“One of the most thoughtful things my friend Anne did for me was to simply ask me straight out what I needed from her. Did I want her to check in with me often? Did I want company, or did I just want to be left alone? I so appreciated having the opportunity to just tell her what I needed.” – Laura
“We appreciated the friends who treated us the same. So many treated us like we were super stars or heroes. Worse, some couldn’t look us in the eye at all because they didn’t know how to handle it. We had a few tried-and-true friends who always remembered who we were and treated us exactly the same. They remembered our love for humor and when it was appropriate we would still laugh and joke. Laughter truly is the best medicine.” – Julie
“There always seem to be times when your story gets ‘boring’ – stretches without ER visits, no upcoming surgeries, no big updates to report. What always meant the most was people who continued to reach out in these ‘boring’ times. Everyone is quick to jump when you’re first diagnosed or when something exciting happens, so the random, simple, ‘thinking of you’ texts really made me smile.” – Sarah
Remember the siblings.
When one child in the family has cancer, it can require all the parents’ attention, leaving siblings feeling left out or forgotten. If you’re able, offer to help out with siblings by taking them to do something special or making sure they know you’re thinking about them.
“Friends sent care packages to ALL of my children so they wouldn’t feel invisible during Anna’s ordeal that took all of my husband’s and my attention. It was truly amazing the support we received and it was all appreciated immensely.” – Ruth
“A friend came over and took Zach’s brother out of the house to watch a classmate play football. Attention on the kids who are healthy was a big deal.” – Leah
“We had a friend who would drop everything anytime to come watch our children when we had to take Gabi to the hospital in the middle of the night. We had friends who were surrogate parents to our other kids when we had to miss their events. They would go in our stead and take pictures and video for us.” – Debbie
Use your personal talent to help the family in some way.
Are you familiar with medical terminology? Offer to accompany the family to appointments to take notes. Are you a good communicator? Volunteer to update a Facebook group or CaringBridge site to keep friends and family in the loop. Think about how you can use your skills to fill the family’s needs.
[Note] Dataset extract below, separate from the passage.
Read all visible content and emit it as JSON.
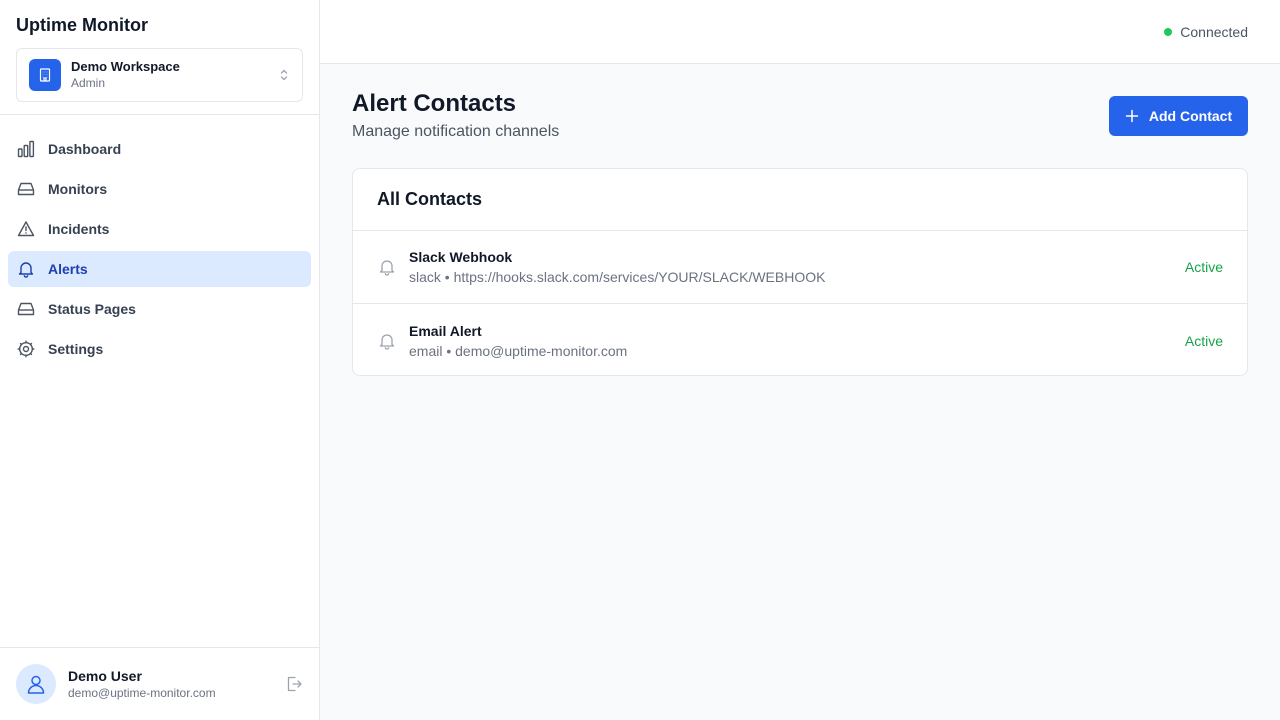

“One of my son’s favorite former teachers volunteered to home tutor him through fifth grade on the rare days that he was home from the hospital during treatment. She would run over to our house at the drop of a hat and never got upset when he was not up to lessons. Because of her, Max was able to remain a member of the school community and did not get left back. Her kindness and generosity meant the world to my wife and myself.” – Russell
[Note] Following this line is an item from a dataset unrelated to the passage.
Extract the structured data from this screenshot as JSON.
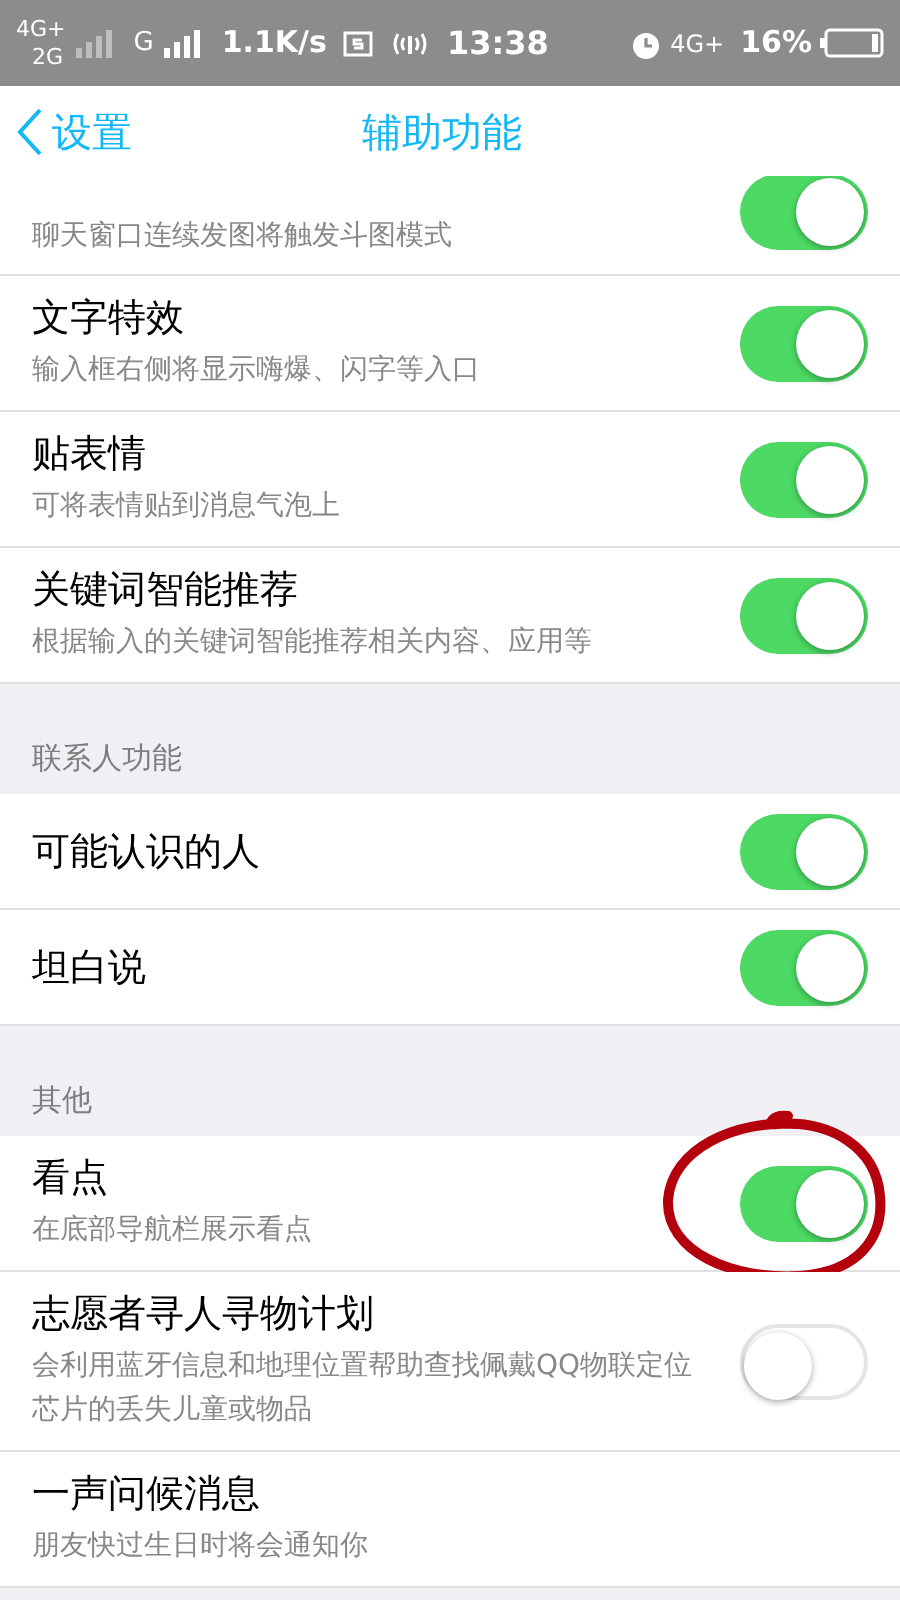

“One day after a hospital stay, I came home to not only a clean house, but also a fridge stocked with food. My older sister had hired a service that took all the blankets we took back and forth to the hospital. They picked them up at my house, washed and folded them and brought them back smelling so good. My friends had cleaned my house and my cousin went to the store for me. Love and support would have been enough, but I will tell you, all of that saved me, too.” – Kara
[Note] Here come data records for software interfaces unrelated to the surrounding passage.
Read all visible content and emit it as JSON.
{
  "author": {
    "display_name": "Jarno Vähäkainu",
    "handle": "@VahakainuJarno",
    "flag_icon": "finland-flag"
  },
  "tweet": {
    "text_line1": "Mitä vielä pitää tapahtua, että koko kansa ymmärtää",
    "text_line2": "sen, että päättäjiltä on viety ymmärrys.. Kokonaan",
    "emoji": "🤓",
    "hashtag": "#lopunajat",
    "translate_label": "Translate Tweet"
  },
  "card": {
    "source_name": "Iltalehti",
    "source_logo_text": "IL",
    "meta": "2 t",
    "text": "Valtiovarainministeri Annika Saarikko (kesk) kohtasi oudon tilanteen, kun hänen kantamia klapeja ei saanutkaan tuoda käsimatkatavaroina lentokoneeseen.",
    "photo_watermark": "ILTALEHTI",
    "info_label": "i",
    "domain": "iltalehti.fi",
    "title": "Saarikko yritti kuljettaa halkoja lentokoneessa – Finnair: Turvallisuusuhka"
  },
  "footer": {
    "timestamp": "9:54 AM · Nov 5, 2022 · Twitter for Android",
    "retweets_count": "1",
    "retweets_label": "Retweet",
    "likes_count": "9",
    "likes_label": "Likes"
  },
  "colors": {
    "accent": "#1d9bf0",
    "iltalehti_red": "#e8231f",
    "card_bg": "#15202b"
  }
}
“I have a friend whose daughter was diagnosed with cancer the same age Jennie was when she was diagnosed – she knew this road like the back of her hand. She knew to bring sheets from home for the hospital bed. She knew to bring big fluffy towels from home because hospital towels suck. To have had someone by my side that knew exactly what to expect was priceless.” – Kelly
Looking for more ways to support a family who is facing childhood cancer? Download our guide, “Beyond I’m Sorry – Supporting a Family Facing Cancer” for advice on what to write in a card, how to show you care and more.